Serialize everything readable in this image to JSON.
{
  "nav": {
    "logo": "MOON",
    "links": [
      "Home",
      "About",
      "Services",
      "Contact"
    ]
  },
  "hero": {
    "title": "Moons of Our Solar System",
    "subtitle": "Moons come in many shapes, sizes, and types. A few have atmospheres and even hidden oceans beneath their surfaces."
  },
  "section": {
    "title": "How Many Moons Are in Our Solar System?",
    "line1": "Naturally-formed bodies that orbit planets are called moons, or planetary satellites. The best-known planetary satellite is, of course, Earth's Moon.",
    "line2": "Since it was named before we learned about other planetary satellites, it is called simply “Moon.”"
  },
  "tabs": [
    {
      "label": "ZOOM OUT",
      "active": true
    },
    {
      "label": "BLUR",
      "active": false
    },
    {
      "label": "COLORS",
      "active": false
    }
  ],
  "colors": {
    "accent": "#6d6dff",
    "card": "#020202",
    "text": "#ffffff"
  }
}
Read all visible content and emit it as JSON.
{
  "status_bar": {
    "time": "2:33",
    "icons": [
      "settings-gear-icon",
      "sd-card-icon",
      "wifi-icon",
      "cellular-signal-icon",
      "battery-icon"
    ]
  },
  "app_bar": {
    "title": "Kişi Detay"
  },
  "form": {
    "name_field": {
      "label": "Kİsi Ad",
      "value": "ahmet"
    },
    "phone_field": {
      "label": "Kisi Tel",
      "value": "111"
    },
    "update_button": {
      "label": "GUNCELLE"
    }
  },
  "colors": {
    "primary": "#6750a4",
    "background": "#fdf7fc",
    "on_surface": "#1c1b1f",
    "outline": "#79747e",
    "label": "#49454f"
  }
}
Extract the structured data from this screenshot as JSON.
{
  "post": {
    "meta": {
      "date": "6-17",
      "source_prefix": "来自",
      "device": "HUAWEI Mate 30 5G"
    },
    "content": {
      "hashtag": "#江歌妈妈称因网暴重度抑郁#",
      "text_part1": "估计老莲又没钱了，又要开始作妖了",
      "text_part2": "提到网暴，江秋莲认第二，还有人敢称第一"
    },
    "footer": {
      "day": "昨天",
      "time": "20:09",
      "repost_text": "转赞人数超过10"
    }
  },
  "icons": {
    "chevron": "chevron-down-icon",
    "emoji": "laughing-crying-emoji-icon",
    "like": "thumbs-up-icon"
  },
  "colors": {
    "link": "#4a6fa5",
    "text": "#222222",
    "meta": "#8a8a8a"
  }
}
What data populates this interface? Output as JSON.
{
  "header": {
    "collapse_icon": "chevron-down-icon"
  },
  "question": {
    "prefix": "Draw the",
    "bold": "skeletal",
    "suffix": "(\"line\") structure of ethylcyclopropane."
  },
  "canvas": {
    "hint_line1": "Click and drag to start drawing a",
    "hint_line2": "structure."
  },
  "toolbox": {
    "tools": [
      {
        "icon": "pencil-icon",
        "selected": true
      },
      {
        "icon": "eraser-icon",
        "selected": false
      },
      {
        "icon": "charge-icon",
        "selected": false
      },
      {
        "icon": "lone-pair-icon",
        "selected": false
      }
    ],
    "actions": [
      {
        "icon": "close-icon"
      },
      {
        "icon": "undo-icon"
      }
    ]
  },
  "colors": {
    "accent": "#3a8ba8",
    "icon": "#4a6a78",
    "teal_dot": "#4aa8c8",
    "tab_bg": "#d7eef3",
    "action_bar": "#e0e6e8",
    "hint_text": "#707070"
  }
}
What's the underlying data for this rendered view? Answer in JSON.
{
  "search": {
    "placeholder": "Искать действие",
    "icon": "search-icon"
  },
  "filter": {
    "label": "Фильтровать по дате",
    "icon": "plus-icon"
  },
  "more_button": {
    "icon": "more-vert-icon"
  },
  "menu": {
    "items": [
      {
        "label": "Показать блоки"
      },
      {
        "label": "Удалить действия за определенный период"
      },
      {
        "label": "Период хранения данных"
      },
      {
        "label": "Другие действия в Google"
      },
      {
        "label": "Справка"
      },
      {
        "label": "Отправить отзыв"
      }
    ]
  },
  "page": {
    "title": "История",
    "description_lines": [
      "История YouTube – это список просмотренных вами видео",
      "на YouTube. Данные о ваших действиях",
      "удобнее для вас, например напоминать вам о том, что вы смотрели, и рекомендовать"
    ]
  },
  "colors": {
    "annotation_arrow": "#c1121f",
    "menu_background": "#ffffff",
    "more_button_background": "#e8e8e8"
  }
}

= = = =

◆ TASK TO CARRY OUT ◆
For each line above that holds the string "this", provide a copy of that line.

◆ TASK ANSWER ◆
Serialize everything readable in this image to JSON.
Extract the structured data from this screenshot as JSON.
What data populates this interface? Output as JSON.
What's the underlying data for this rendered view? Answer in JSON.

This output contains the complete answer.